The outfeed table, in turn, is located in the shop close to Dan’s 3′ x 9′ maple workbench. “My friends and I like the workbench areas,” of the shop, Dan said, citing this one as a favorite. «It’s unusual in that there are cabinets underneath the workbench. I didn’t want it open on the bottom; I wanted additional storage areas, and to make it easier to clean around.”
What does this mean for the bench dogs? Dans bench dogs still go all the way through the maple top, but they open into what he calls a “clear-out” space between the benchtop bottom and the drawer tops. “Things fall through into an open shelf area, but it does not let dust go into the drawers,” Dan said.
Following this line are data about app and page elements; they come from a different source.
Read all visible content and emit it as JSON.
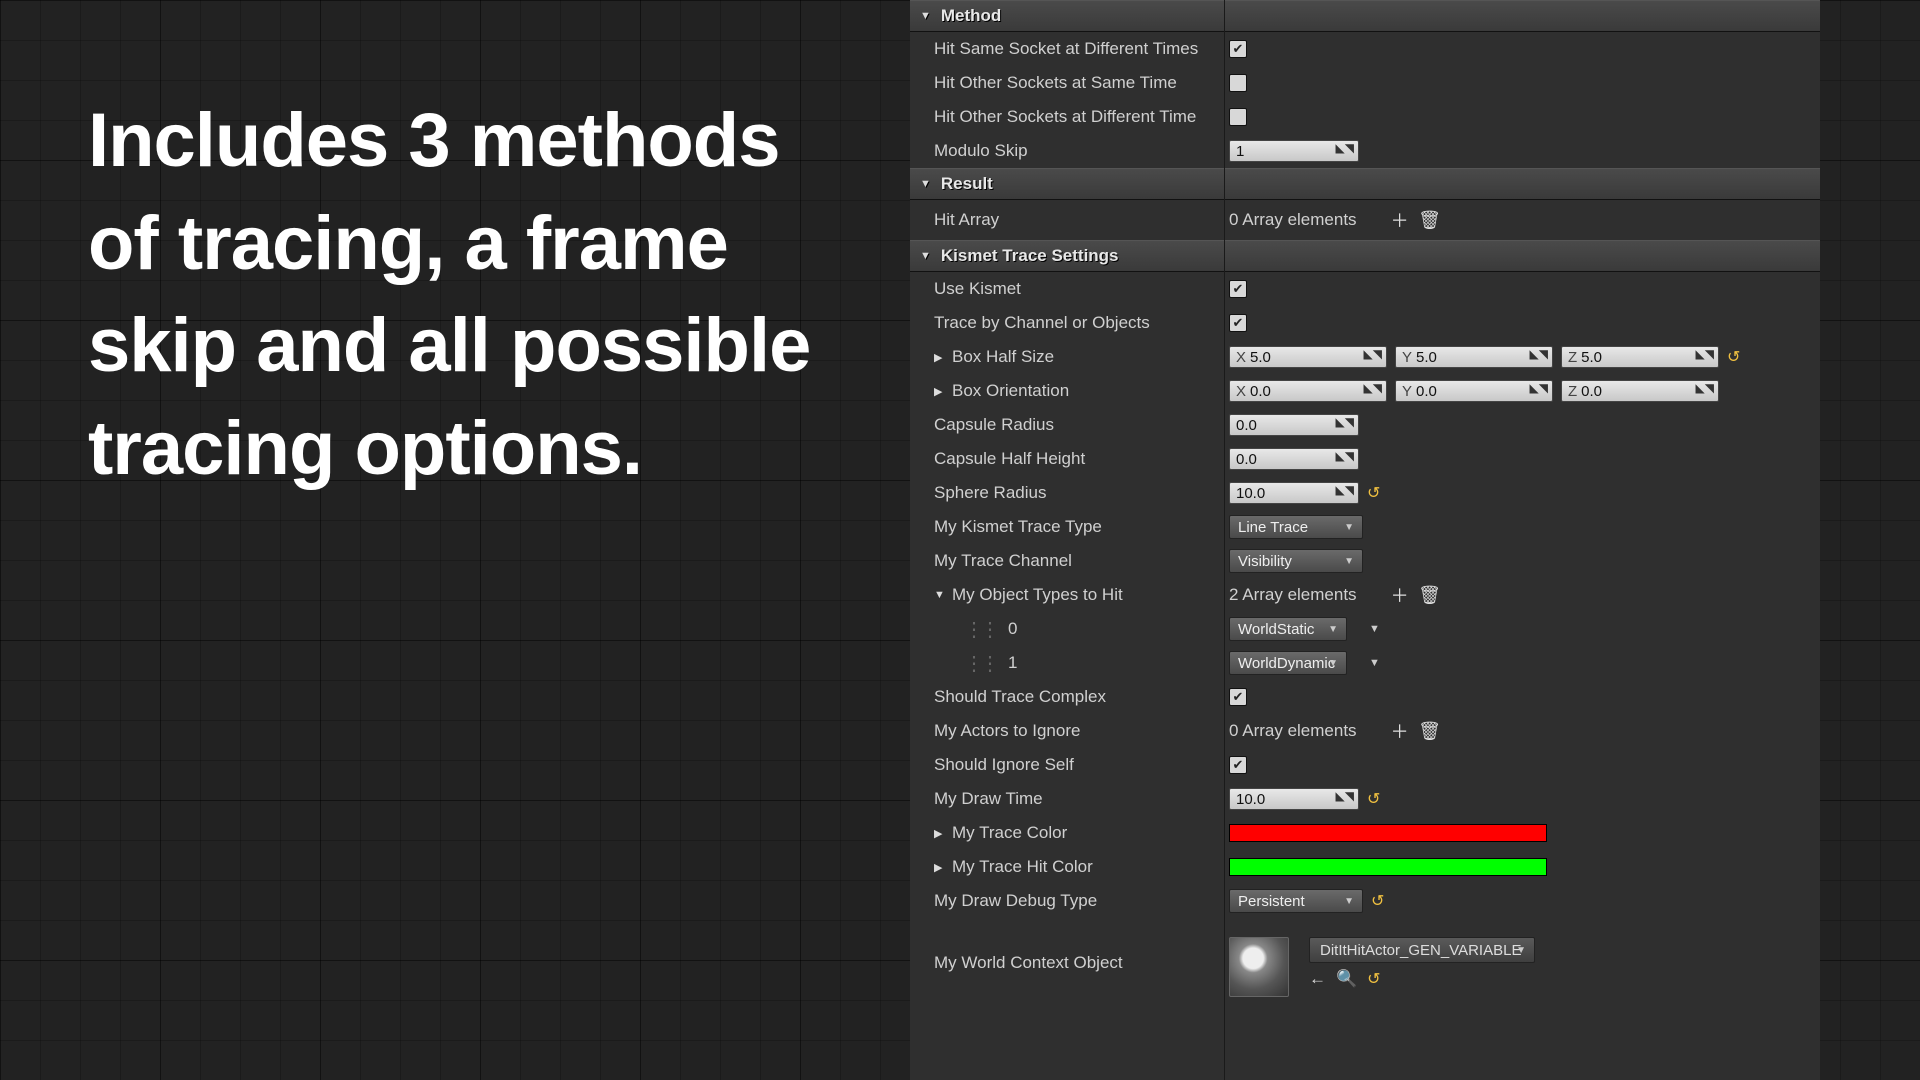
{
  "marketing_text": "Includes 3 methods of tracing, a frame skip and all possible tracing options.",
  "sections": {
    "method": {
      "title": "Method",
      "hit_same_socket_diff_times_label": "Hit Same Socket at Different Times",
      "hit_other_sockets_same_time_label": "Hit Other Sockets at Same Time",
      "hit_other_sockets_diff_time_label": "Hit Other Sockets at Different Time",
      "modulo_skip_label": "Modulo Skip",
      "modulo_skip_value": "1",
      "hit_same_socket_diff_times_checked": true,
      "hit_other_sockets_same_time_checked": false,
      "hit_other_sockets_diff_time_checked": false
    },
    "result": {
      "title": "Result",
      "hit_array_label": "Hit Array",
      "hit_array_count": "0 Array elements"
    },
    "kismet": {
      "title": "Kismet Trace Settings",
      "use_kismet_label": "Use Kismet",
      "use_kismet_checked": true,
      "trace_by_channel_label": "Trace by Channel or Objects",
      "trace_by_channel_checked": true,
      "box_half_size_label": "Box Half Size",
      "box_half_size_x": "5.0",
      "box_half_size_y": "5.0",
      "box_half_size_z": "5.0",
      "box_orientation_label": "Box Orientation",
      "box_orientation_x": "0.0",
      "box_orientation_y": "0.0",
      "box_orientation_z": "0.0",
      "capsule_radius_label": "Capsule Radius",
      "capsule_radius_value": "0.0",
      "capsule_half_height_label": "Capsule Half Height",
      "capsule_half_height_value": "0.0",
      "sphere_radius_label": "Sphere Radius",
      "sphere_radius_value": "10.0",
      "kismet_trace_type_label": "My Kismet Trace Type",
      "kismet_trace_type_value": "Line Trace",
      "trace_channel_label": "My Trace Channel",
      "trace_channel_value": "Visibility",
      "object_types_label": "My Object Types to Hit",
      "object_types_count": "2 Array elements",
      "object_type_0_index": "0",
      "object_type_0_value": "WorldStatic",
      "object_type_1_index": "1",
      "object_type_1_value": "WorldDynamic",
      "should_trace_complex_label": "Should Trace Complex",
      "should_trace_complex_checked": true,
      "actors_to_ignore_label": "My Actors to Ignore",
      "actors_to_ignore_count": "0 Array elements",
      "should_ignore_self_label": "Should Ignore Self",
      "should_ignore_self_checked": true,
      "draw_time_label": "My Draw Time",
      "draw_time_value": "10.0",
      "trace_color_label": "My Trace Color",
      "trace_color_value": "#ff0000",
      "trace_hit_color_label": "My Trace Hit Color",
      "trace_hit_color_value": "#00ff00",
      "draw_debug_type_label": "My Draw Debug Type",
      "draw_debug_type_value": "Persistent",
      "world_context_label": "My World Context Object",
      "world_context_value": "DitItHitActor_GEN_VARIABLE"
    }
  }
}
Next to his table saw, Dan has built a router table, which is also enclosed for dust collection purposes. And he built a fence, for use on either the router table or table saw, with built-in dust collection.
His infeed table slides over the table saw angle irons and up to his Biesemeyer fence. “I can rip an 8′ piece with a fence to hold it,” Dan said. The 10′ shop ceiling also helps accommodate large pieces.
Also near his table saw and next to his workbench is Dan’s radial arm saw. During one of the shop sessions with his club, “One of the guys was complaining about the saw not retreating all the way back, so I put in a counterbalance,” Dan said.
That worked well — but not all of his ideas have turned out as well as he’d hoped. Dan put his dust collector in an area of the shop cordoned off behind glass shower doors. «One of the reasons I did that was that I was hoping it would reduce some noise. I don’t know if it was that effective. But it does work real well as a second filtration system for fine dust,” he said.
He also built one of his shelves largely to protect his dust collector pipe — after he put a small dent in it with some wood.
Overall, Dan says he’s very happy with his shop: «I’ve enclosed a lot of tools, so I can easily clean and sweep around them,” he said. «I like having access to all my stuff. My pipe and bar clamps are easily reached.” With his shelves and removable bins, he can take supplies to where he’s working.
but «I don’t have to leave anything sitting out.» he said. “Its always clean.”
Its attractive, too, with the cabinets built from 3/4″ plywood face framed with walnut, 3/4″ walnut banding for edges 011 drawer panels, walnut paneling for the storage bins and a walnut wainscot wall partition in back of his workbench. “It works kind of nice,” he said.
Also, “I wanted to have real good lighting in the shop,” Dan said. He put in 18 two-bulb fluorescent fixtures, with some point-of-use lighting for areas like the radial arm saw and band saw. “It seems to be effective,” he said. One of those fluorescent lights is plugged into a power strip into which Dan plugs all his battery chargers. The idea is that, when he charges one charger, he will charge all of them — and the light shines into the room to remind him the chargers are on. “This prevents me from forgetting to turn the power off 0n the chargers so that the battery life will not be compromised due to overheating,” he said.
Any plans for future shop additions? “I’ve spent a ton of money on the shop and the house; that’s enough. I don’t think of adding on,” Dan said. He did, however, add a caveat: “Except for tools. My last addition was a Festool dust collector and an R090 sander. Plus I buy a clamp every now and then. You can never have too many clamps.”